By Steve Buel
Outcomes are the new mantra in education. Programs cost money and are no longer how educational “experts” wish to measure education. You can get improved outcomes by being smarter and more efficient. Having better systems. And you can measure them. We can know if what we are doing is working or not. Data allows us to hold educators accountable, to make sure we are getting the results we want and even allows educators to hold themselves accountable. Outcomes – the way to go.
But there is a problem and it pervades the entire idea of outcomes. Focusing on outcomes limits education itself. Take something like understanding the first amendment to the Constitution. If I want my students to be able to list the five basic freedoms of the first amendment then outcomes works great. Students can be measured on whether they know the five freedoms. But if I want my students to understand what these five freedoms mean, have a real sense of the role they play in society and in the creation of our democracy, be able to have a knowledge of the role they play or might play in their own life, and learn to be sophisticated in critically thinking about this topic, then outcomes get in the way.

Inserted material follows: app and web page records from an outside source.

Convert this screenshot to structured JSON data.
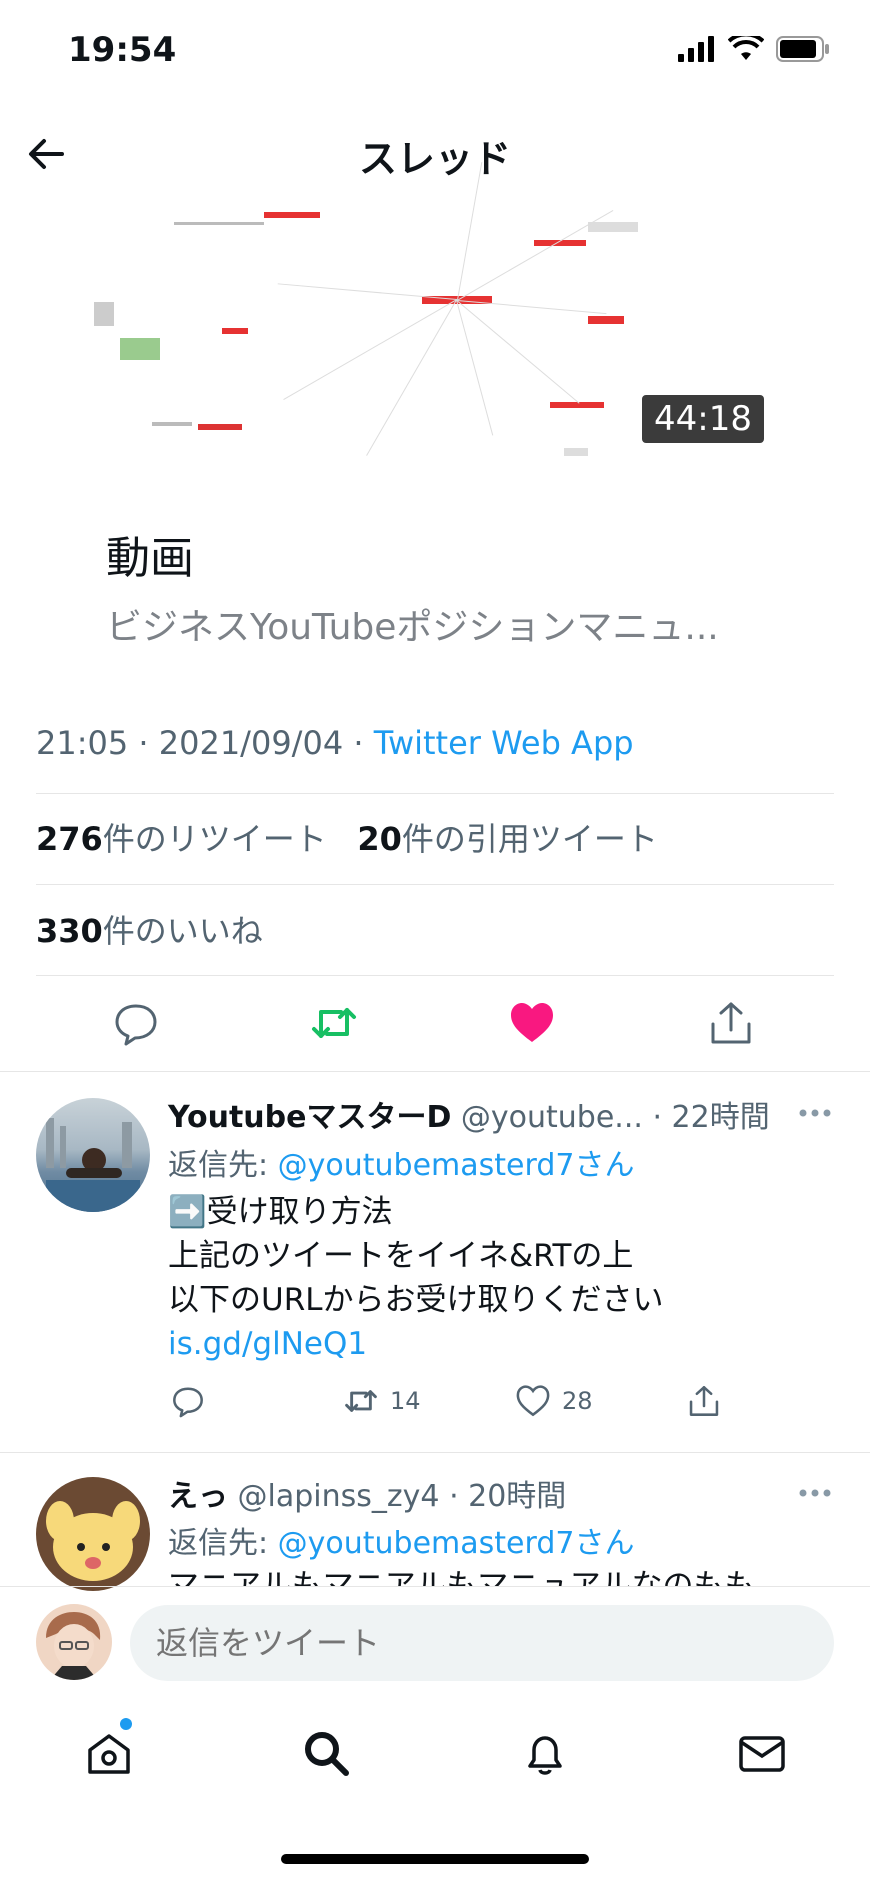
{
  "status_bar": {
    "time": "19:54"
  },
  "header": {
    "title": "スレッド"
  },
  "video": {
    "duration": "44:18",
    "kind": "動画",
    "description": "ビジネスYouTubeポジションマニュ..."
  },
  "tweet_meta": {
    "time": "21:05",
    "date": "2021/09/04",
    "source": "Twitter Web App"
  },
  "stats": {
    "retweets_count": "276",
    "retweets_label": "件のリツイート",
    "quotes_count": "20",
    "quotes_label": "件の引用ツイート",
    "likes_count": "330",
    "likes_label": "件のいいね"
  },
  "colors": {
    "retweet": "#17bf63",
    "like": "#f91880",
    "link": "#1d9bf0"
  },
  "replies": [
    {
      "name": "YoutubeマスターD",
      "handle": "@youtube...",
      "time": "· 22時間",
      "reply_to_prefix": "返信先: ",
      "reply_to": "@youtubemasterd7さん",
      "lines": [
        "➡️受け取り方法",
        "上記のツイートをイイネ&RTの上",
        "以下のURLからお受け取りください"
      ],
      "link": "is.gd/glNeQ1",
      "retweets": "14",
      "likes": "28"
    },
    {
      "name": "えっ",
      "handle": "@lapinss_zy4",
      "time": "· 20時間",
      "reply_to_prefix": "返信先: ",
      "reply_to": "@youtubemasterd7さん",
      "partial_line": "マニアルもマニアルもマニュアルなのもも"
    }
  ],
  "composer": {
    "placeholder": "返信をツイート"
  },
  "tabs": [
    "home-icon",
    "search-icon",
    "bell-icon",
    "mail-icon"
  ]
}
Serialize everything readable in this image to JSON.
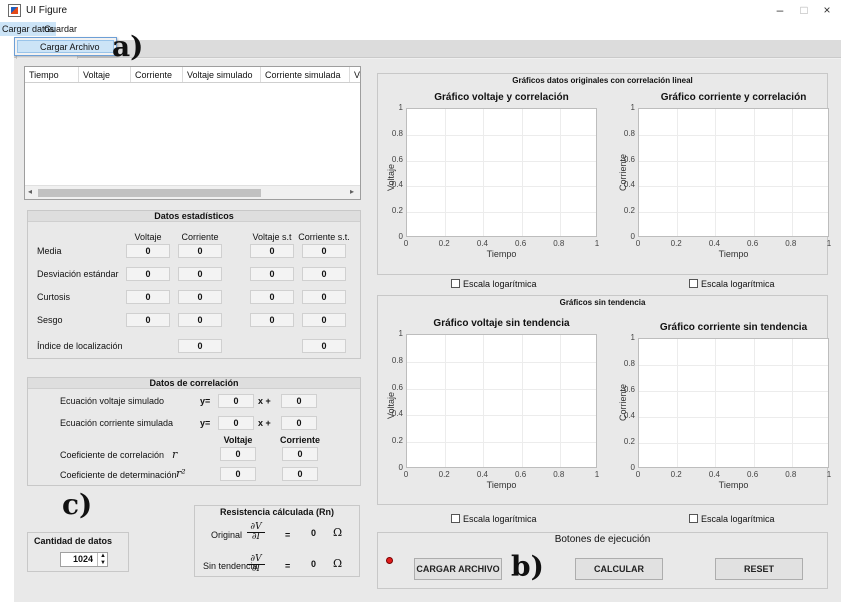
{
  "window": {
    "title": "UI Figure",
    "minimize": "–",
    "maximize": "□",
    "close": "×"
  },
  "menu": {
    "items": [
      "Cargar datos",
      "Guardar"
    ],
    "dropdown_item": "Cargar Archivo"
  },
  "annotations": {
    "a": "a)",
    "b": "b)",
    "c": "c)"
  },
  "table": {
    "columns": [
      "Tiempo",
      "Voltaje",
      "Corriente",
      "Voltaje simulado",
      "Corriente simulada",
      "Vo"
    ]
  },
  "stats": {
    "title": "Datos estadísticos",
    "col_headers": [
      "Voltaje",
      "Corriente",
      "Voltaje s.t",
      "Corriente s.t."
    ],
    "rows": [
      {
        "label": "Media",
        "values": [
          "0",
          "0",
          "0",
          "0"
        ]
      },
      {
        "label": "Desviación estándar",
        "values": [
          "0",
          "0",
          "0",
          "0"
        ]
      },
      {
        "label": "Curtosis",
        "values": [
          "0",
          "0",
          "0",
          "0"
        ]
      },
      {
        "label": "Sesgo",
        "values": [
          "0",
          "0",
          "0",
          "0"
        ]
      },
      {
        "label": "Índice de localización",
        "values": [
          "",
          "0",
          "",
          "0"
        ]
      }
    ]
  },
  "correlation": {
    "title": "Datos de correlación",
    "eq_v_label": "Ecuación voltaje simulado",
    "eq_i_label": "Ecuación corriente simulada",
    "y_eq": "y=",
    "x_plus": "x +",
    "eq_v_values": [
      "0",
      "0"
    ],
    "eq_i_values": [
      "0",
      "0"
    ],
    "col_headers": [
      "Voltaje",
      "Corriente"
    ],
    "coef_corr_label": "Coeficiente de correlación",
    "coef_corr_sym": "r",
    "coef_corr_values": [
      "0",
      "0"
    ],
    "coef_det_label": "Coeficiente de determinación",
    "coef_det_sym": "r²",
    "coef_det_values": [
      "0",
      "0"
    ]
  },
  "quantity": {
    "label": "Cantidad de datos",
    "value": "1024"
  },
  "resistance": {
    "title": "Resistencia cálculada (Rn)",
    "original_label": "Original",
    "sin_tendencia_label": "Sin tendencia",
    "frac_num": "∂V",
    "frac_den": "∂I",
    "equals": "=",
    "original_value": "0",
    "sin_tendencia_value": "0",
    "unit": "Ω"
  },
  "charts_original": {
    "title": "Gráficos datos originales con correlación lineal",
    "log_label": "Escala logarítmica"
  },
  "charts_detrended": {
    "title": "Gráficos sin tendencia",
    "log_label": "Escala logarítmica"
  },
  "chart_data": [
    {
      "type": "line",
      "title": "Gráfico voltaje y correlación",
      "xlabel": "Tiempo",
      "ylabel": "Voltaje",
      "xlim": [
        0,
        1
      ],
      "ylim": [
        0,
        1
      ],
      "xticks": [
        "0",
        "0.2",
        "0.4",
        "0.6",
        "0.8",
        "1"
      ],
      "yticks": [
        "0",
        "0.2",
        "0.4",
        "0.6",
        "0.8",
        "1"
      ],
      "series": []
    },
    {
      "type": "line",
      "title": "Gráfico corriente y correlación",
      "xlabel": "Tiempo",
      "ylabel": "Corriente",
      "xlim": [
        0,
        1
      ],
      "ylim": [
        0,
        1
      ],
      "xticks": [
        "0",
        "0.2",
        "0.4",
        "0.6",
        "0.8",
        "1"
      ],
      "yticks": [
        "0",
        "0.2",
        "0.4",
        "0.6",
        "0.8",
        "1"
      ],
      "series": []
    },
    {
      "type": "line",
      "title": "Gráfico voltaje sin tendencia",
      "xlabel": "Tiempo",
      "ylabel": "Voltaje",
      "xlim": [
        0,
        1
      ],
      "ylim": [
        0,
        1
      ],
      "xticks": [
        "0",
        "0.2",
        "0.4",
        "0.6",
        "0.8",
        "1"
      ],
      "yticks": [
        "0",
        "0.2",
        "0.4",
        "0.6",
        "0.8",
        "1"
      ],
      "series": []
    },
    {
      "type": "line",
      "title": "Gráfico corriente sin tendencia",
      "xlabel": "Tiempo",
      "ylabel": "Corriente",
      "xlim": [
        0,
        1
      ],
      "ylim": [
        0,
        1
      ],
      "xticks": [
        "0",
        "0.2",
        "0.4",
        "0.6",
        "0.8",
        "1"
      ],
      "yticks": [
        "0",
        "0.2",
        "0.4",
        "0.6",
        "0.8",
        "1"
      ],
      "series": []
    }
  ],
  "actions": {
    "title": "Botones de ejecución",
    "load_button": "CARGAR ARCHIVO",
    "calc_button": "CALCULAR",
    "reset_button": "RESET",
    "status_lamp_color": "#e21b1b"
  }
}
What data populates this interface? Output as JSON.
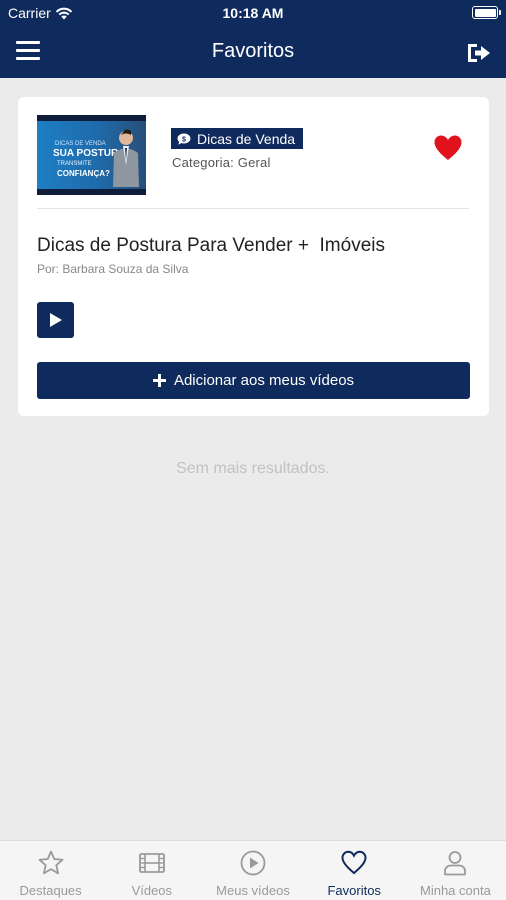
{
  "status_bar": {
    "carrier": "Carrier",
    "time": "10:18 AM"
  },
  "header": {
    "title": "Favoritos",
    "menu_icon": "hamburger-icon",
    "logout_icon": "logout-icon"
  },
  "card": {
    "thumbnail": {
      "line1": "DICAS DE VENDA",
      "line2": "SUA POSTURA",
      "line3": "TRANSMITE",
      "line4": "CONFIANÇA?"
    },
    "tag_label": "Dicas de Venda",
    "category": "Categoria: Geral",
    "favorited": true,
    "title": "Dicas de Postura Para Vender +  Imóveis",
    "author": "Por: Barbara Souza da Silva",
    "add_button_label": "Adicionar aos meus vídeos"
  },
  "empty_message": "Sem mais resultados.",
  "tabbar": {
    "items": [
      {
        "label": "Destaques",
        "icon": "star-icon"
      },
      {
        "label": "Vídeos",
        "icon": "film-icon"
      },
      {
        "label": "Meus vídeos",
        "icon": "play-circle-icon"
      },
      {
        "label": "Favoritos",
        "icon": "heart-icon",
        "active": true
      },
      {
        "label": "Minha conta",
        "icon": "user-icon"
      }
    ]
  },
  "colors": {
    "primary": "#0f2a5c",
    "heart": "#e0121b",
    "background": "#ebebeb"
  }
}
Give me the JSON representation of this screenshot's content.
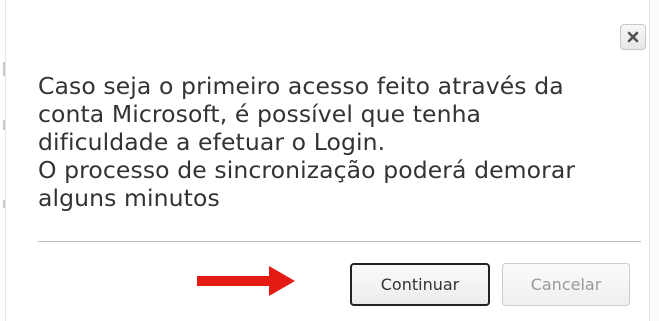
{
  "dialog": {
    "message_lines": [
      "Caso seja o primeiro acesso feito através da",
      "conta Microsoft, é possível que tenha",
      "dificuldade a efetuar o Login.",
      "O processo de sincronização poderá demorar",
      "alguns minutos"
    ],
    "buttons": {
      "continue_label": "Continuar",
      "cancel_label": "Cancelar",
      "cancel_state": "disabled"
    },
    "close_icon": "close-icon"
  },
  "colors": {
    "text": "#333333",
    "arrow": "#e41b13",
    "divider": "#bdbdbd",
    "continue_border": "#222222",
    "disabled_text": "#999999"
  }
}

If I focus on measurable outcomes I create some interesting problems. First off all students won’t even remember the five freedoms after a short period of time. I hardly know any adults who can state them. Yet those five freedoms are the basis of the freedom in the greatest free country ever devised on the face of the earth. So you can’t make the argument they are not important to know.
Further, if I focus on measurable outcomes none of my students will have any real understanding of what these freedoms actually mean because this type of material is not seen as important because it can’t be accurately measured. So the students coming out of my “measurable outcomes” class will have a substantially worse education than students whose teachers have expanded into areas which take more thought and critical thinking.
Now try to work this problem backwards as the educational proponents of outcomes do. If you say I want to teach what I can accurately measure then I am left with knowing there are five freedoms and what they are. But if I work backwards stating that I don’t care if I can accurately measure the result of my teaching or not but want my students to have a sophisticated understanding of the many roles the five freedoms play in America then my teaching will be much more powerful and my students will be much better educated.
So, when the new state achievement compacts state that we want to have the outcome of a certain percentage of test scores, or graduation rates, we are in the first case limiting the breadth of education our students are getting, and in the second case ignoring the incredibly complex story behind a student dropping out. In effect, we are choosing the weaker educational approach.